Today's World Cafe guest is Florida bluesman Selwyn Birchwood. Out of the Tampa area, Birchwood, who plays guitar and lap steel, started out self-releasing his music before winning the 2013 International Blues Challenge with his band. That led to a record deal — and his debut album, Don't Call No Ambulance.
Our guest today is Mississippi bluesman Jarekus Singleton, who recently released an album called Refuse to Lose.
Until an ankle injury short-circuited his athletic career, Singleton was a prospect in the NBA Draft out of college. As he recovered, he practiced guitar and later started writing. While he liked a number of genres, including hip-hop, he loved the blues and began playing in that style. We'll hear the full story from Michaela Majoun as Singleton joins World Cafe today.
Keb' Mo' appears on Mountain Stage, recorded live on the campus of West Virginia University in Morgantown. Born Kevin Moore in Los Angeles, he first visited Mountain Stage nearly 20 years ago, around the time he first adopted the stage name he now uses. In the time since, he has won three Grammy Awards and become one of the world's most decorated living performers of blues and roots music.
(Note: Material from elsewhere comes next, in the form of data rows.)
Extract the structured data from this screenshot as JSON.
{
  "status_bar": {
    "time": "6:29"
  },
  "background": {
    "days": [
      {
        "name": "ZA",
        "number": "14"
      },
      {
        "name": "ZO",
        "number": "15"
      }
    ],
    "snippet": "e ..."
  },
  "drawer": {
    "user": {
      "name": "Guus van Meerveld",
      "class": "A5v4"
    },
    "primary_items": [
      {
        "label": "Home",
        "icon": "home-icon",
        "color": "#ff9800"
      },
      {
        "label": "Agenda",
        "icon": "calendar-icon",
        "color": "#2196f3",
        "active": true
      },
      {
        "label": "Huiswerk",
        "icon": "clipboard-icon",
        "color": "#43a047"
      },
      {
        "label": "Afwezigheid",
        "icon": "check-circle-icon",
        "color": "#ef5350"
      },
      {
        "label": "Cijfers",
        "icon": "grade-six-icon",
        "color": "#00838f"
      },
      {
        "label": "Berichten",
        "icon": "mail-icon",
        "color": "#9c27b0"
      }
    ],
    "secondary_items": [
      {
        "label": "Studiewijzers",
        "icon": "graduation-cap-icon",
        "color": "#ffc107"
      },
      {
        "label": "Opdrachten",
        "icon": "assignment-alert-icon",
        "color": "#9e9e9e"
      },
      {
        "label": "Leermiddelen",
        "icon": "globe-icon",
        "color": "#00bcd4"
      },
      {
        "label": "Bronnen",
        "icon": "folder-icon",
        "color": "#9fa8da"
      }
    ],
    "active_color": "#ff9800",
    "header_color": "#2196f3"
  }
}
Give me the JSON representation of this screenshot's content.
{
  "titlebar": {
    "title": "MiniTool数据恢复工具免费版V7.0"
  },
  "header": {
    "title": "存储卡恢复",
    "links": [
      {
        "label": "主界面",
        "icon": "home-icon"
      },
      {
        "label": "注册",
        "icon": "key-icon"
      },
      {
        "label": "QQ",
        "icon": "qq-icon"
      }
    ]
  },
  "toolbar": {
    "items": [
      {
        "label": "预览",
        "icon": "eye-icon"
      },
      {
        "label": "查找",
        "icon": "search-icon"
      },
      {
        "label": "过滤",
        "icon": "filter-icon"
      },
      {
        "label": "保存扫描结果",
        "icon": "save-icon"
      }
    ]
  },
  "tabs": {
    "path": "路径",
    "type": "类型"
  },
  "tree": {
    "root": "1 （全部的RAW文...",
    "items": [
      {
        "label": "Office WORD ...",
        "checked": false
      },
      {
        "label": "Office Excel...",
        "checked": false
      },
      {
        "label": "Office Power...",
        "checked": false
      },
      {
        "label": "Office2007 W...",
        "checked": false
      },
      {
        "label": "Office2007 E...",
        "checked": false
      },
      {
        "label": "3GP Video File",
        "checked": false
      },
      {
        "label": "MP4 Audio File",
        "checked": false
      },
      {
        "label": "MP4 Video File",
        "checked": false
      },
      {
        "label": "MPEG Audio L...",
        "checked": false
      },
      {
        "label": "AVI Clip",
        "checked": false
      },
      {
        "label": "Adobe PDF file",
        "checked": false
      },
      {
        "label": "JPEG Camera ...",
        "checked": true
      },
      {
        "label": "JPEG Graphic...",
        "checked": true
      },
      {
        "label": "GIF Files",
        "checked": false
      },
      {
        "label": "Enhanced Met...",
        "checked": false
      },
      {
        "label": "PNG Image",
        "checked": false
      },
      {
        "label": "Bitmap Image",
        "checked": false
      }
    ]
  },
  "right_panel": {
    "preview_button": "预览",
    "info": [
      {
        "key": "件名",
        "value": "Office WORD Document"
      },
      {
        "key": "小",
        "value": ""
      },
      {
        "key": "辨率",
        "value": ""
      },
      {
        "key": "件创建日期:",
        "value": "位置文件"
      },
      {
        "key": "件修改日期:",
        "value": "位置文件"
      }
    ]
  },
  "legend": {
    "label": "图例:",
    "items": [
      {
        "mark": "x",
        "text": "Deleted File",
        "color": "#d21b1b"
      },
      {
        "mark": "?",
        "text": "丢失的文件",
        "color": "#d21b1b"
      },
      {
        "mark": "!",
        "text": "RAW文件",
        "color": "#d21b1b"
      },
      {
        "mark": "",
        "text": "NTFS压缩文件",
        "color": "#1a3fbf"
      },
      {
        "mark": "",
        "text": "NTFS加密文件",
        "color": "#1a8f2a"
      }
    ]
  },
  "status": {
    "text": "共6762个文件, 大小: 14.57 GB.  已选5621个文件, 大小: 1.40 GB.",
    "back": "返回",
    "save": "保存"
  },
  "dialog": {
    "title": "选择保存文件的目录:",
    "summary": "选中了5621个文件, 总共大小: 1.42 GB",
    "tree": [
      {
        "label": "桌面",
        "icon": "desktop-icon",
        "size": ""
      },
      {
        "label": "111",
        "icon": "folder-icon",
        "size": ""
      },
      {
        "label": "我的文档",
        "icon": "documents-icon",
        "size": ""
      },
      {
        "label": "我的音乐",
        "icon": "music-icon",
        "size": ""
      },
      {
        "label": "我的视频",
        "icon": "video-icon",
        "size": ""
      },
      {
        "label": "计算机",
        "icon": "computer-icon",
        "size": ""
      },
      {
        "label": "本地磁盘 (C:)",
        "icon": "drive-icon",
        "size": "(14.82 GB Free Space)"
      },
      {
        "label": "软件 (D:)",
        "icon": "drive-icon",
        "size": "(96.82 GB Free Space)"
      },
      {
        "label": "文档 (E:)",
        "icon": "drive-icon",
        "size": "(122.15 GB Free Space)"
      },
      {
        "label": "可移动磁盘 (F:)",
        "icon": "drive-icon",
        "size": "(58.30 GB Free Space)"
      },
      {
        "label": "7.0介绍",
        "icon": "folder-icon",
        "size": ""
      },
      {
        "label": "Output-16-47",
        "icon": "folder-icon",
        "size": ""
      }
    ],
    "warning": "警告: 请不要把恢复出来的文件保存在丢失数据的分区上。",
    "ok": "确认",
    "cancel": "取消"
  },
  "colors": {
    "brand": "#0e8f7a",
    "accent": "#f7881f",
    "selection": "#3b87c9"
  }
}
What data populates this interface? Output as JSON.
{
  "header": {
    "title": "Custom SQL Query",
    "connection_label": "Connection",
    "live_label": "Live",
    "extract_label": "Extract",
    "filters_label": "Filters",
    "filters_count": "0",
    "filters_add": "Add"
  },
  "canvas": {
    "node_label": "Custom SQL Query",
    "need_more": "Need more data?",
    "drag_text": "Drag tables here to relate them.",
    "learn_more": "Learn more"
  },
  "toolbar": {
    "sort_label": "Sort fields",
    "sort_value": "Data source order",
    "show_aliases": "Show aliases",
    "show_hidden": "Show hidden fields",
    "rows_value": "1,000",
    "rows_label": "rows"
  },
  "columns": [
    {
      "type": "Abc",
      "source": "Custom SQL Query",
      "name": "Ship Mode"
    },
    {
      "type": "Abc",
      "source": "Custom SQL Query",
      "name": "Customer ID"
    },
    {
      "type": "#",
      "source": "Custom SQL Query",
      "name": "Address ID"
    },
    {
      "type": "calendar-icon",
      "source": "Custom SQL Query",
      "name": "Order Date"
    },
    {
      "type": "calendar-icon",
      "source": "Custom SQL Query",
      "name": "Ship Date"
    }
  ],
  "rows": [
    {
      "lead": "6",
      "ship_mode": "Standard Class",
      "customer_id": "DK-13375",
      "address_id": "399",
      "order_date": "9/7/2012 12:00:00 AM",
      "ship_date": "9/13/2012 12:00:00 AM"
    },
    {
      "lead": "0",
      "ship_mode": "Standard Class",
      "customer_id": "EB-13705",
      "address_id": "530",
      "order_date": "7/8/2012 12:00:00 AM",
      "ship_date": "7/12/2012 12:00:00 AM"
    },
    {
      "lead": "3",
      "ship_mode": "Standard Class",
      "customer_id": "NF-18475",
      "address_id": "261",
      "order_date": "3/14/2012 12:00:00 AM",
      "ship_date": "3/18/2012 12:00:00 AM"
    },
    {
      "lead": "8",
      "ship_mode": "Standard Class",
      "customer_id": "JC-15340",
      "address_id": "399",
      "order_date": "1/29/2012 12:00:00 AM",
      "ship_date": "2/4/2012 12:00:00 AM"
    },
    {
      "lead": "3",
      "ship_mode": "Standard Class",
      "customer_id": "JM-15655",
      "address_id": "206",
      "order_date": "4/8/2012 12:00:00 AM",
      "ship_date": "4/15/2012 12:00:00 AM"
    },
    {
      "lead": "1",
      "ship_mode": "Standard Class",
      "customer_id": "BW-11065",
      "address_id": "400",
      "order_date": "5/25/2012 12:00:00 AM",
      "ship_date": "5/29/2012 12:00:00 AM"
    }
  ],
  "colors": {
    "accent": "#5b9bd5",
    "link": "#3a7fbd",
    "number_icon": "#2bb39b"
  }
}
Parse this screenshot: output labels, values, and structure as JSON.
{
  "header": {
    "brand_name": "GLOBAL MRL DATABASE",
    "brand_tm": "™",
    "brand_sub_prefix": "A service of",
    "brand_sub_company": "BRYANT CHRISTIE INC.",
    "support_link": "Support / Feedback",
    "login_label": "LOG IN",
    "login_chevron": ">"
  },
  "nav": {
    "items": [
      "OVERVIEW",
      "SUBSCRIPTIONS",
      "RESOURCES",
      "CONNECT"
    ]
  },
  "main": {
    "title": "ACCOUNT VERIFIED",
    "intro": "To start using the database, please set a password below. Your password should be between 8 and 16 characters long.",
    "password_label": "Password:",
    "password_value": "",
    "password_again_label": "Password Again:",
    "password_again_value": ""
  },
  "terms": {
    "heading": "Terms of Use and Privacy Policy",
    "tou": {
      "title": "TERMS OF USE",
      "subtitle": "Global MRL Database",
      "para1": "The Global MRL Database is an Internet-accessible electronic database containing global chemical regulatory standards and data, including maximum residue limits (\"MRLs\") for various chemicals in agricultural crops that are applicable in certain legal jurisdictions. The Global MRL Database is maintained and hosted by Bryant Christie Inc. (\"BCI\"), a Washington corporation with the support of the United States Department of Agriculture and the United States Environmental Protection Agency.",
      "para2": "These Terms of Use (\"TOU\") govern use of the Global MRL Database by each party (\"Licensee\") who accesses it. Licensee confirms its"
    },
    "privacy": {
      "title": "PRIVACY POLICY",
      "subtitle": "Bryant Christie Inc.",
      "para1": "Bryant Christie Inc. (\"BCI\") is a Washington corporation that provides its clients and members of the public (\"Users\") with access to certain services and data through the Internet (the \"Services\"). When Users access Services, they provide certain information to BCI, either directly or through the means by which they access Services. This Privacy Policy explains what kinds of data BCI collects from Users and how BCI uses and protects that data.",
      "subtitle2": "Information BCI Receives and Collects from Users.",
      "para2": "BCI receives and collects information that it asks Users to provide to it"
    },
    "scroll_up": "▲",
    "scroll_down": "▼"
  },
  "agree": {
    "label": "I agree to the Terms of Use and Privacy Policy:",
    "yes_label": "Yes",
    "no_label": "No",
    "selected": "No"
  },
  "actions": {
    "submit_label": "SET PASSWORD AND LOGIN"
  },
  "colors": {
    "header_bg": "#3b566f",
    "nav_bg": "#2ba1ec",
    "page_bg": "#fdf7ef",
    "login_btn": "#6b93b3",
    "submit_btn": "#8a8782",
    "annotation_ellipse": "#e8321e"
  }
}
John Hammond appears on Mountain Stage, recorded live at the Culture Center Theater in Charleston, W.Va. One of America's foremost acoustic blues artists, Hammond began his career more than 50 years ago.
Robert Cray performs on Mountain Stage, recorded live at the Culture Center Theater in Charleston, West Virginia. Unlike many blues guitarists of his generation, Cray found his way to his instrument not through the blues, but through The Beatles. And while his is now widely considered to be one of America's premier blues players, Cray's nimble vocals allow him to skirt the edges of R&B, soul and pop music.
Originally published on Sun February 23, 2014 11:49 am
By NPR Staff
Coming up through the Greenwich Village folk scene, John Hammond collected the work of some of the greatest blues artists of all time. On his latest album, that music is presented as bare-bones and honestly as possible: just him, his guitar, his harmonica and a deeply appreciative audience.
Originally published on Sun January 5, 2014 11:13 am
By NPR Staff
The new year is a time of new beginnings, new resolutions, new projects and new directions. So it's a perfectly appropriate time of year for Leo Welch, at the age of 81, to put out his very first album.